PMCID: PMC2980923

Popliteal pterygium syndrome

A term male baby weighing 2490 gms was seen with a rare anomaly. The left knee was flexed secondary to a tight popliteal web. The left foot had talipes equinovarus deformity with absence of 4th and 5th toes. Another toe was present behind the heel giving the appearance of a partial duplication of the foot. Penoscrotal transposition, bifid scrotum with bilateral descended testis, and proximal penile hypospadias were noted. A large mucosal patch was seen in the perineum on the left side [Figure 1]. The anal opening was normally located. The left kidney was not visualized on ultrasonography. Radiographs of the left lower limb showed normal long bones and a rotated calcaneum.

Figure 1
Left popliteal web with bifid scrotum, penoscrotal transposition, abnormal perineal mucosal patch, and foot anomaly

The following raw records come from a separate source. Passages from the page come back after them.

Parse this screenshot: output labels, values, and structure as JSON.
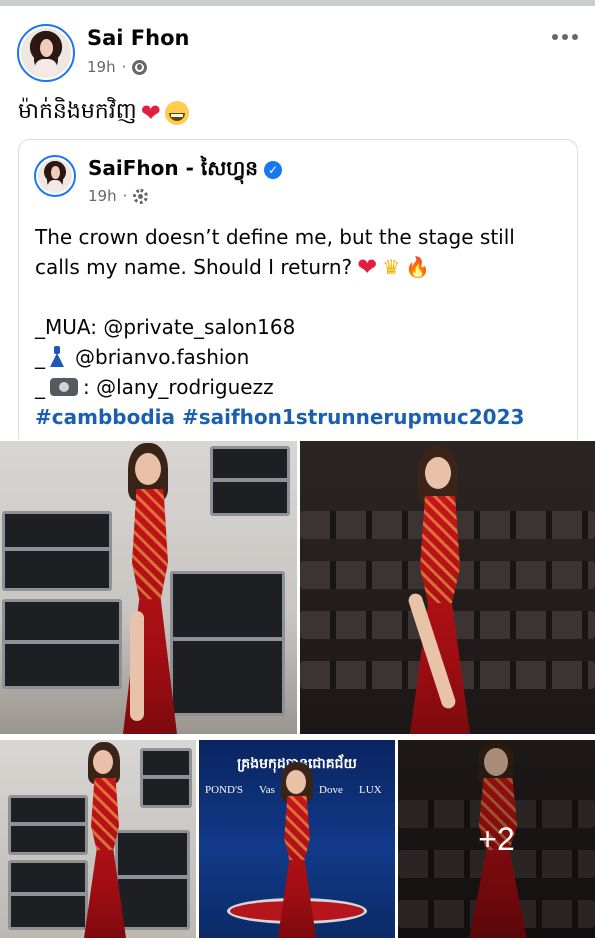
{
  "post": {
    "author": "Sai Fhon",
    "time": "19h",
    "separator": "·",
    "caption_text": "ម៉ាក់និងមកវិញ",
    "more_glyph": "•••"
  },
  "shared_post": {
    "author": "SaiFhon - សៃហ្វុន",
    "verified_glyph": "✓",
    "time": "19h",
    "separator": "·",
    "line1": "The crown doesn’t define me, but the stage still",
    "line2": "calls my name. Should I return?",
    "credit_mua": "_MUA: @private_salon168",
    "credit_fashion_prefix": "_",
    "credit_fashion": "@brianvo.fashion",
    "credit_photo_prefix": "_",
    "credit_photo": ": @lany_rodriguezz",
    "hashtags": "#cambbodia #saifhon1strunnerupmuc2023"
  },
  "emoji": {
    "heart": "❤",
    "crown": "♛",
    "fire": "🔥"
  },
  "photos": {
    "banner_text": "គ្រងមកុដបានជោគជ័យ",
    "brand_ponds": "POND'S",
    "brand_vaseline": "Vas",
    "brand_dove": "Dove",
    "brand_lux": "LUX",
    "more_count": "+2"
  },
  "icons": {
    "globe": "globe-icon",
    "gear": "gear-icon",
    "verified": "verified-badge-icon",
    "more": "more-options-icon"
  },
  "colors": {
    "link": "#1b5fb0",
    "verified": "#1877f2",
    "meta": "#65676b",
    "gown": "#c8151b"
  }
}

The popliteal pterygium syndrome is a rare autosomal dominant disorder seen in 1 in 300,000 live births. The characteristic feature is a web which usually extends from the heel to the ischial tuberosity. This contains a palpable cord of connective tissue and occasionally the popliteal artery and peroneal nerve. Absence of muscles or abnormal muscle and tendon insertion may be associated. Other anomalies show a wide range of expressivity and affect the face, limbs, and genitalia. Orofacial anomalies include cleft palate, cleft lip, micrognathia, ankyloblepharon, and choanal atresia. Anomalies of nail and digits, talipes equinovarus, spina bifida occulta, bifid ribs, and short sternum are described. Genital anomalies include hypoplastic labia majora, vagina and uterus, clitoral hypertrophy, cryptorchidism, bifid or absent scrotum and ambiguous genitalia. There is no growth disturbance and intelligence is usually normal.[1,2]

Prenatal sonography may detect an associated cleft lip/ palate along with inability of the fetus to stretch the knee. Magnetic resonance imaging is the test of choice before resection of fibrous bands and Z-plasty of the web.[3,4] Nerve grafting may be required for a short sciatic nerve. The overall prognosis is good. The index patient is awaiting staged reconstruction of the various anomalies.


Source of Support: Nil

Conflict of Interest: None declared.


1. Froster-Iskenius UG. Popliteal pterygium syndrome. J Med Genet. 1990;27:320–6. [PMC free article] [PubMed]
2. Sasidharan CK, Ravi KV. Popliteal pterygium syndrome with unusual features. Indian J Pediatr. 2004;74:269–70. [PubMed]
3. Donnelly LF, Emery KH, Do TT. MR Imaging of popliteal pterygium syndrome in pediatric patients. AJR. 2002;178:1281–4. [PubMed]
4. Gardetto A, Piza-Katzer H. A case of familial popliteal pterygium syndrome: Early surgical intervention for successful treatment. Pediatr Surg Int. 2003;19:612–4. [PubMed]

Articles from Journal of Indian Association of Pediatric Surgeons are provided here courtesy of Medknow Publications